• [Supplied material]:
• • • •

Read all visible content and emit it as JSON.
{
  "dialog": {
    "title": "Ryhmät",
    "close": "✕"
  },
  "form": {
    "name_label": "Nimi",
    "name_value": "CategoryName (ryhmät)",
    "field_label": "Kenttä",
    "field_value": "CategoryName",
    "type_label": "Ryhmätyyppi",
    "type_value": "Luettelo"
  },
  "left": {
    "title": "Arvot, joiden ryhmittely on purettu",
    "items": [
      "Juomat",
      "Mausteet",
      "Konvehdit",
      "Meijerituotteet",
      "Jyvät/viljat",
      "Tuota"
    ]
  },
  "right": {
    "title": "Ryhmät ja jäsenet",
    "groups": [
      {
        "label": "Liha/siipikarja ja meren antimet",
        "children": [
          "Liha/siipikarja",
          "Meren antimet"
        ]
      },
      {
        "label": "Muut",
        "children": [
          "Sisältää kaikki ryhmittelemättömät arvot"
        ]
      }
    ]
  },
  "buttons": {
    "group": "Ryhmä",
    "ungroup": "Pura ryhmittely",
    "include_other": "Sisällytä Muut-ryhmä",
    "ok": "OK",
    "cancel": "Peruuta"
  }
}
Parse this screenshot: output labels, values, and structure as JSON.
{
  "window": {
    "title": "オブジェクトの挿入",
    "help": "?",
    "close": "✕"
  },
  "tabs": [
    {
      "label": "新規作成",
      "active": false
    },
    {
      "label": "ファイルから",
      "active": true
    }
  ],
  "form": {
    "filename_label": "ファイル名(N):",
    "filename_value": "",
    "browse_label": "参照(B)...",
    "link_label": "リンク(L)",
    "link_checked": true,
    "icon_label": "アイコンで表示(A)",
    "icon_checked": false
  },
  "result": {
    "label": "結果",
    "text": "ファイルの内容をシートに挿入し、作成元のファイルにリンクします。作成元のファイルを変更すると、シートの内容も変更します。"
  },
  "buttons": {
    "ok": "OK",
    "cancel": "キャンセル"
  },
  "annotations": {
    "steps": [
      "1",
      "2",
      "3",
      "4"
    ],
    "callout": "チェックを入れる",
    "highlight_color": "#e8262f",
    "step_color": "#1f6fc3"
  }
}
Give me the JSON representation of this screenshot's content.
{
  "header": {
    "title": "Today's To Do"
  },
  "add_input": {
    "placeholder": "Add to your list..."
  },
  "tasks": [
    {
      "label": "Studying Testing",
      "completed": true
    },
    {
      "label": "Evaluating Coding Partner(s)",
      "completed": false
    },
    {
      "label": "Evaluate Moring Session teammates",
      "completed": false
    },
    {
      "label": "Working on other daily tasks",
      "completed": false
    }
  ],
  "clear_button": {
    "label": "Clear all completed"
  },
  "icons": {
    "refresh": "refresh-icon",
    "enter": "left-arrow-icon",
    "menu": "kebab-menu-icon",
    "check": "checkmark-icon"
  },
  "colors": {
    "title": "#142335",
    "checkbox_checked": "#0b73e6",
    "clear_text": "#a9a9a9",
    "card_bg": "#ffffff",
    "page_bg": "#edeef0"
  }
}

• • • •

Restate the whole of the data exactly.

Read all visible content and emit it as JSON.
{
  "dialog": {
    "title": "Ryhmät",
    "close": "✕"
  },
  "form": {
    "name_label": "Nimi",
    "name_value": "CategoryName (ryhmät)",
    "field_label": "Kenttä",
    "field_value": "CategoryName",
    "type_label": "Ryhmätyyppi",
    "type_value": "Luettelo"
  },
  "left": {
    "title": "Arvot, joiden ryhmittely on purettu",
    "items": [
      "Juomat",
      "Mausteet",
      "Konvehdit",
      "Meijerituotteet",
      "Jyvät/viljat",
      "Tuota"
    ]
  },
  "right": {
    "title": "Ryhmät ja jäsenet",
    "groups": [
      {
        "label": "Liha/siipikarja ja meren antimet",
        "children": [
          "Liha/siipikarja",
          "Meren antimet"
        ]
      },
      {
        "label": "Muut",
        "children": [
          "Sisältää kaikki ryhmittelemättömät arvot"
        ]
      }
    ]
  },
  "buttons": {
    "group": "Ryhmä",
    "ungroup": "Pura ryhmittely",
    "include_other": "Sisällytä Muut-ryhmä",
    "ok": "OK",
    "cancel": "Peruuta"
  }
}
Parse this screenshot: output labels, values, and structure as JSON.
{
  "window": {
    "title": "オブジェクトの挿入",
    "help": "?",
    "close": "✕"
  },
  "tabs": [
    {
      "label": "新規作成",
      "active": false
    },
    {
      "label": "ファイルから",
      "active": true
    }
  ],
  "form": {
    "filename_label": "ファイル名(N):",
    "filename_value": "",
    "browse_label": "参照(B)...",
    "link_label": "リンク(L)",
    "link_checked": true,
    "icon_label": "アイコンで表示(A)",
    "icon_checked": false
  },
  "result": {
    "label": "結果",
    "text": "ファイルの内容をシートに挿入し、作成元のファイルにリンクします。作成元のファイルを変更すると、シートの内容も変更します。"
  },
  "buttons": {
    "ok": "OK",
    "cancel": "キャンセル"
  },
  "annotations": {
    "steps": [
      "1",
      "2",
      "3",
      "4"
    ],
    "callout": "チェックを入れる",
    "highlight_color": "#e8262f",
    "step_color": "#1f6fc3"
  }
}
Give me the JSON representation of this screenshot's content.
{
  "header": {
    "title": "Today's To Do"
  },
  "add_input": {
    "placeholder": "Add to your list..."
  },
  "tasks": [
    {
      "label": "Studying Testing",
      "completed": true
    },
    {
      "label": "Evaluating Coding Partner(s)",
      "completed": false
    },
    {
      "label": "Evaluate Moring Session teammates",
      "completed": false
    },
    {
      "label": "Working on other daily tasks",
      "completed": false
    }
  ],
  "clear_button": {
    "label": "Clear all completed"
  },
  "icons": {
    "refresh": "refresh-icon",
    "enter": "left-arrow-icon",
    "menu": "kebab-menu-icon",
    "check": "checkmark-icon"
  },
  "colors": {
    "title": "#142335",
    "checkbox_checked": "#0b73e6",
    "clear_text": "#a9a9a9",
    "card_bg": "#ffffff",
    "page_bg": "#edeef0"
  }
}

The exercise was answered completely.